.option("checkpointLocation",checkpointLocation) \
.foreachBatch(write2table) \
.start() \
.awaitTermination() # Here we can provide the timeout value incase we want spark streaming job to be stopped after sometime.

What is Spark Structured Streaming? Structured Streaming is a fault-tolerant and scalable stream processing engine built on Spark. It handles streaming operations incrementally and continuously as new data arrives. For further details about Structured Streaming, refer to the provided document. In this example, we continuously and incrementally ingest flight details data from the event hub into a Lakehouse table.

4. Dataset and Power BI Report: To create the report based on the Lakehouse table, we utilize the direct query mode, as explained in pattern 1

Consider these configurations when working with Spark Structured Streaming:

  1. Fault tolerance: Ensure to enable notebook retry to prevent job termination in case the underlying infrastructure requires patching from the cloud provider. Utilize Data Pipeline to trigger the notebook with a retry policy set to a few minutes or seconds.

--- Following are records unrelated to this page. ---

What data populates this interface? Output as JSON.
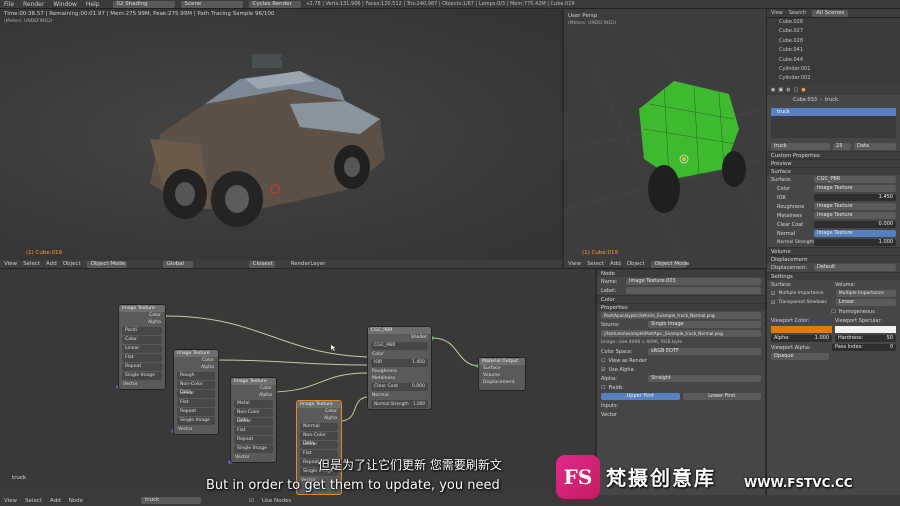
{
  "topbar": {
    "menu": [
      "File",
      "Render",
      "Window",
      "Help"
    ],
    "layout": "02 Shading",
    "scene": "Scene",
    "engine": "Cycles Render",
    "stats": "v2.78 | Verts:131,906 | Faces:120,512 | Tris:240,987 | Objects:1/67 | Lamps:0/3 | Mem:775.42M | Cube.019"
  },
  "viewport_left": {
    "render_status": "Time:00:38.57 | Remaining:00:01.97 | Mem:275.99M, Peak:275.99M | Path Tracing Sample 96/100",
    "unit": "(Meters: UNDEFINED)",
    "object_label": "(1) Cube.019"
  },
  "viewport_right": {
    "view_name": "User Persp",
    "unit": "(Meters: UNDEFINED)",
    "object_label": "(1) Cube.019"
  },
  "view3d_header": {
    "menus": [
      "View",
      "Select",
      "Add",
      "Object"
    ],
    "mode": "Object Mode",
    "orientation": "Global",
    "pivot": "Closest",
    "layer": "RenderLayer"
  },
  "view3d_header_right": {
    "menus": [
      "View",
      "Select",
      "Add",
      "Object"
    ],
    "mode": "Object Mode"
  },
  "outliner": {
    "header": [
      "View",
      "Search",
      "All Scenes"
    ],
    "items": [
      "Cube.026",
      "Cube.027",
      "Cube.028",
      "Cube.041",
      "Cube.044",
      "Cylinder.001",
      "Cylinder.002"
    ]
  },
  "node_editor": {
    "nodes": {
      "tex1": {
        "title": "Image Texture",
        "out1": "Color",
        "out2": "Alpha",
        "img": "Positi",
        "color": "Color",
        "interp": "Linear",
        "proj": "Flat",
        "ext": "Repeat",
        "src": "Single Image",
        "vec": "Vector"
      },
      "tex2": {
        "title": "Image Texture",
        "out1": "Color",
        "out2": "Alpha",
        "img": "Rough",
        "color": "Non-Color Data",
        "interp": "Linear",
        "proj": "Flat",
        "ext": "Repeat",
        "src": "Single Image",
        "vec": "Vector"
      },
      "tex3": {
        "title": "Image Texture",
        "out1": "Color",
        "out2": "Alpha",
        "img": "Metal",
        "color": "Non-Color Data",
        "interp": "Linear",
        "proj": "Flat",
        "ext": "Repeat",
        "src": "Single Image",
        "vec": "Vector"
      },
      "tex4": {
        "title": "Image Texture",
        "out1": "Color",
        "out2": "Alpha",
        "img": "Normal",
        "color": "Non-Color Data",
        "interp": "Linear",
        "proj": "Flat",
        "ext": "Repeat",
        "src": "Single Image",
        "vec": "Vector"
      },
      "pbr": {
        "title": "CGC_PBR",
        "out": "Shader",
        "group": "CGC_PBR",
        "in1": "Color",
        "in2": "IOR",
        "ior": "1.450",
        "in3": "Roughness",
        "in4": "Metalness",
        "in5": "Clear Coat",
        "cc": "0.000",
        "in6": "Normal",
        "in7": "Normal Strength",
        "ns": "1.000"
      },
      "out": {
        "title": "Material Output",
        "in1": "Surface",
        "in2": "Volume",
        "in3": "Displacement"
      }
    },
    "footer_object": "truck"
  },
  "node_header": {
    "menus": [
      "View",
      "Select",
      "Add",
      "Node"
    ],
    "material": "truck",
    "use_nodes": "Use Nodes"
  },
  "node_props": {
    "section_node": "Node",
    "name_label": "Name:",
    "name_value": "Image Texture.003",
    "label_label": "Label:",
    "color": "Color",
    "properties": "Properties",
    "image_path": "Post\\Apocalyptic\\Vehicle_Example_truck_Normal.png",
    "source_label": "Source:",
    "source": "Single Image",
    "filepath": "//textures\\example\\PostApo._Example_truck_Normal.png",
    "image_info": "Image: size 4096 x 4096, RGB byte",
    "color_space_label": "Color Space:",
    "color_space": "sRGB EOTF",
    "view_as_render": "View as Render",
    "use_alpha": "Use Alpha",
    "alpha_label": "Alpha:",
    "alpha": "Straight",
    "fields": "Fields",
    "upper_first": "Upper First",
    "lower_first": "Lower First",
    "inputs": "Inputs:",
    "vector": "Vector"
  },
  "properties": {
    "breadcrumb": [
      "Cube.033",
      "truck"
    ],
    "material_slot": "truck",
    "material_name": "truck",
    "users": "23",
    "data": "Data",
    "sections": {
      "custom": "Custom Properties",
      "preview": "Preview",
      "surface": "Surface",
      "volume": "Volume",
      "displacement": "Displacement",
      "settings": "Settings"
    },
    "surface_label": "Surface:",
    "surface_value": "CGC_PBR",
    "rows": [
      {
        "label": "Color",
        "value": "Image Texture"
      },
      {
        "label": "IOR",
        "value": "1.450"
      },
      {
        "label": "Roughness",
        "value": "Image Texture"
      },
      {
        "label": "Metalness",
        "value": "Image Texture"
      },
      {
        "label": "Clear Coat",
        "value": "0.000"
      },
      {
        "label": "Normal",
        "value": "Image Texture"
      },
      {
        "label": "Normal Strength",
        "value": "1.000"
      }
    ],
    "displacement_label": "Displacement:",
    "displacement_value": "Default",
    "settings": {
      "surface": "Surface:",
      "volume": "Volume:",
      "multiple_importance": "Multiple Importance",
      "transparent_shadows": "Transparent Shadows",
      "vol_sampling": "Multiple Importance",
      "vol_interp": "Linear",
      "homogeneous": "Homogeneous",
      "viewport_color": "Viewport Color:",
      "viewport_specular": "Viewport Specular:",
      "alpha": "Alpha:",
      "alpha_val": "1.000",
      "hardness": "Hardness:",
      "hardness_val": "50",
      "viewport_alpha": "Viewport Alpha:",
      "pass_index": "Pass Index:",
      "pass_index_val": "0",
      "opaque": "Opaque"
    }
  },
  "subtitles": {
    "zh": "但是为了让它们更新 您需要刷新文",
    "en": "But in order to get them to update, you need"
  },
  "watermark": {
    "brand_cn": "梵摄创意库",
    "url": "WWW.FSTVC.CC"
  },
  "colors": {
    "wire": "#4be03a",
    "viewport_orange": "#e07a10",
    "selection_blue": "#5680c2"
  }
}
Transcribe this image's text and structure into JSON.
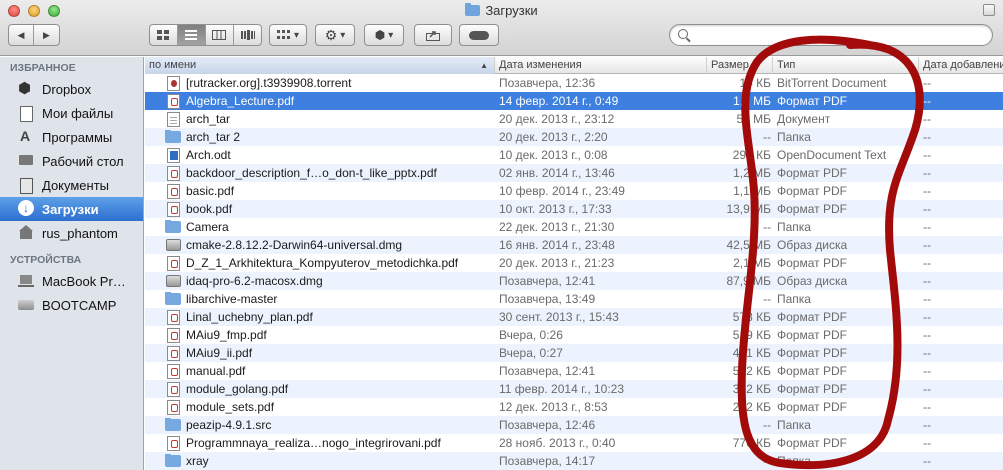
{
  "window": {
    "title": "Загрузки"
  },
  "toolbar": {
    "back_label": "◀",
    "forward_label": "▶",
    "view_icons": [
      "icon-view-icon",
      "list-view-icon",
      "column-view-icon",
      "coverflow-view-icon"
    ],
    "arrange_label": "▾",
    "action_label": "▾",
    "dropbox_label": "▾",
    "search_placeholder": ""
  },
  "sidebar": {
    "favorites_header": "ИЗБРАННОЕ",
    "favorites": [
      {
        "label": "Dropbox",
        "icon": "dropbox-icon"
      },
      {
        "label": "Мои файлы",
        "icon": "files-icon"
      },
      {
        "label": "Программы",
        "icon": "apps-icon"
      },
      {
        "label": "Рабочий стол",
        "icon": "desktop-icon"
      },
      {
        "label": "Документы",
        "icon": "documents-icon"
      },
      {
        "label": "Загрузки",
        "icon": "downloads-icon"
      },
      {
        "label": "rus_phantom",
        "icon": "home-icon"
      }
    ],
    "devices_header": "УСТРОЙСТВА",
    "devices": [
      {
        "label": "MacBook Pr…",
        "icon": "laptop-icon"
      },
      {
        "label": "BOOTCAMP",
        "icon": "disk-icon"
      }
    ]
  },
  "columns": {
    "name": "по имени",
    "date": "Дата изменения",
    "size": "Размер",
    "type": "Тип",
    "added": "Дата добавления"
  },
  "files": [
    {
      "icon": "torrent",
      "name": "[rutracker.org].t3939908.torrent",
      "date": "Позавчера, 12:36",
      "size": "14 КБ",
      "type": "BitTorrent Document",
      "added": "--"
    },
    {
      "icon": "pdf",
      "name": "Algebra_Lecture.pdf",
      "date": "14 февр. 2014 г., 0:49",
      "size": "1,1 МБ",
      "type": "Формат PDF",
      "added": "--"
    },
    {
      "icon": "doc",
      "name": "arch_tar",
      "date": "20 дек. 2013 г., 23:12",
      "size": "55 МБ",
      "type": "Документ",
      "added": "--"
    },
    {
      "icon": "folder",
      "name": "arch_tar 2",
      "date": "20 дек. 2013 г., 2:20",
      "size": "--",
      "type": "Папка",
      "added": "--"
    },
    {
      "icon": "odt",
      "name": "Arch.odt",
      "date": "10 дек. 2013 г., 0:08",
      "size": "299 КБ",
      "type": "OpenDocument Text",
      "added": "--"
    },
    {
      "icon": "pdf",
      "name": "backdoor_description_f…o_don-t_like_pptx.pdf",
      "date": "02 янв. 2014 г., 13:46",
      "size": "1,2 МБ",
      "type": "Формат PDF",
      "added": "--"
    },
    {
      "icon": "pdf",
      "name": "basic.pdf",
      "date": "10 февр. 2014 г., 23:49",
      "size": "1,1 МБ",
      "type": "Формат PDF",
      "added": "--"
    },
    {
      "icon": "pdf",
      "name": "book.pdf",
      "date": "10 окт. 2013 г., 17:33",
      "size": "13,9 МБ",
      "type": "Формат PDF",
      "added": "--"
    },
    {
      "icon": "folder",
      "name": "Camera",
      "date": "22 дек. 2013 г., 21:30",
      "size": "--",
      "type": "Папка",
      "added": "--"
    },
    {
      "icon": "disk",
      "name": "cmake-2.8.12.2-Darwin64-universal.dmg",
      "date": "16 янв. 2014 г., 23:48",
      "size": "42,5 МБ",
      "type": "Образ диска",
      "added": "--"
    },
    {
      "icon": "pdf",
      "name": "D_Z_1_Arkhitektura_Kompyuterov_metodichka.pdf",
      "date": "20 дек. 2013 г., 21:23",
      "size": "2,1 МБ",
      "type": "Формат PDF",
      "added": "--"
    },
    {
      "icon": "disk",
      "name": "idaq-pro-6.2-macosx.dmg",
      "date": "Позавчера, 12:41",
      "size": "87,9 МБ",
      "type": "Образ диска",
      "added": "--"
    },
    {
      "icon": "folder",
      "name": "libarchive-master",
      "date": "Позавчера, 13:49",
      "size": "--",
      "type": "Папка",
      "added": "--"
    },
    {
      "icon": "pdf",
      "name": "Linal_uchebny_plan.pdf",
      "date": "30 сент. 2013 г., 15:43",
      "size": "573 КБ",
      "type": "Формат PDF",
      "added": "--"
    },
    {
      "icon": "pdf",
      "name": "MAiu9_fmp.pdf",
      "date": "Вчера, 0:26",
      "size": "519 КБ",
      "type": "Формат PDF",
      "added": "--"
    },
    {
      "icon": "pdf",
      "name": "MAiu9_ii.pdf",
      "date": "Вчера, 0:27",
      "size": "461 КБ",
      "type": "Формат PDF",
      "added": "--"
    },
    {
      "icon": "pdf",
      "name": "manual.pdf",
      "date": "Позавчера, 12:41",
      "size": "542 КБ",
      "type": "Формат PDF",
      "added": "--"
    },
    {
      "icon": "pdf",
      "name": "module_golang.pdf",
      "date": "11 февр. 2014 г., 10:23",
      "size": "362 КБ",
      "type": "Формат PDF",
      "added": "--"
    },
    {
      "icon": "pdf",
      "name": "module_sets.pdf",
      "date": "12 дек. 2013 г., 8:53",
      "size": "272 КБ",
      "type": "Формат PDF",
      "added": "--"
    },
    {
      "icon": "folder",
      "name": "peazip-4.9.1.src",
      "date": "Позавчера, 12:46",
      "size": "--",
      "type": "Папка",
      "added": "--"
    },
    {
      "icon": "pdf",
      "name": "Programmnaya_realiza…nogo_integrirovani.pdf",
      "date": "28 нояб. 2013 г., 0:40",
      "size": "776 КБ",
      "type": "Формат PDF",
      "added": "--"
    },
    {
      "icon": "folder",
      "name": "xray",
      "date": "Позавчера, 14:17",
      "size": "--",
      "type": "Папка",
      "added": "--"
    }
  ],
  "selected_index": 1,
  "colors": {
    "selection": "#3d80df",
    "annotation": "#a30b0b",
    "sidebar_bg": "#dfe4ea"
  }
}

2. Secret management: To fetch the required data from the event hub, the notebook requires the connection string. Utilize Azure Key Vault to securely retrieve and manage these secrets.

3. Micro-batching: When dealing with a large volume of ingesting events, it is advisable to use small batches for data ingestion. This approach helps avoid row-by-row operations for each event and improves efficiency.

Pattern 3 — Ingesting smaller Files continuously into Lakehouse.

Here is the data flow diagram for this pattern.

Data Flow Diagram Pattern 3
  1. File Generator: This python-based app generates smaller files containing sample data into a storage account container.
  2. Storage Account: The container holds the smaller files and serves as the source for the Spark streaming job.
  3. Spark Structured Streaming (Notebook): The steps are similar to what we’ve applied in pattern 2, with the only difference being the source type. By leveraging CSV support in structured streaming, we eliminate the need for watermarking typically used in data ingestion. Checkpointing now automates the watermarking process, reducing development overhead. Sample Notebook
# Read all the csv files written atomically in a directory
from pyspark.sql.types import *
userSchema = StructType().add("Name", "string").add("Age", "integer").add("Country", "string")
csvDF = spark \
.readStream \
.option("sep", ",") \
.schema(userSchema) \
.csv(source_data_folder) \
# Equivalent to format("csv").load("/path/to/directory")

from pyspark.sql.functions import input_file_name, col , element_at , split
from pyspark.sql.functions import current_timestamp
df = csvDF.withColumn("fileName", element_at(split(input_file_name(), "/"), -1)) \

def write2table(df2, epoch_id):

# here paritionby partition the data in disk

# We are microbatching in every `10` seconds.
df.writeStream \
.outputMode("append") \
.trigger(processingTime='10 seconds') \
.option("checkpointLocation",checkpointLocation) \
.foreachBatch(write2table) \
.start() \

File source — Reads files written in a directory as a stream of data. The files are processed based on their modification time, and if ‘latestFirst’ is set, the order will be reversed. Supported file formats include text, CSV, JSON, ORC, and Parquet.

4. Dataset and Power BI: We create the report based on the Lakehouse table using the direct query mode, as explained in pattern 1.

Hope this helps!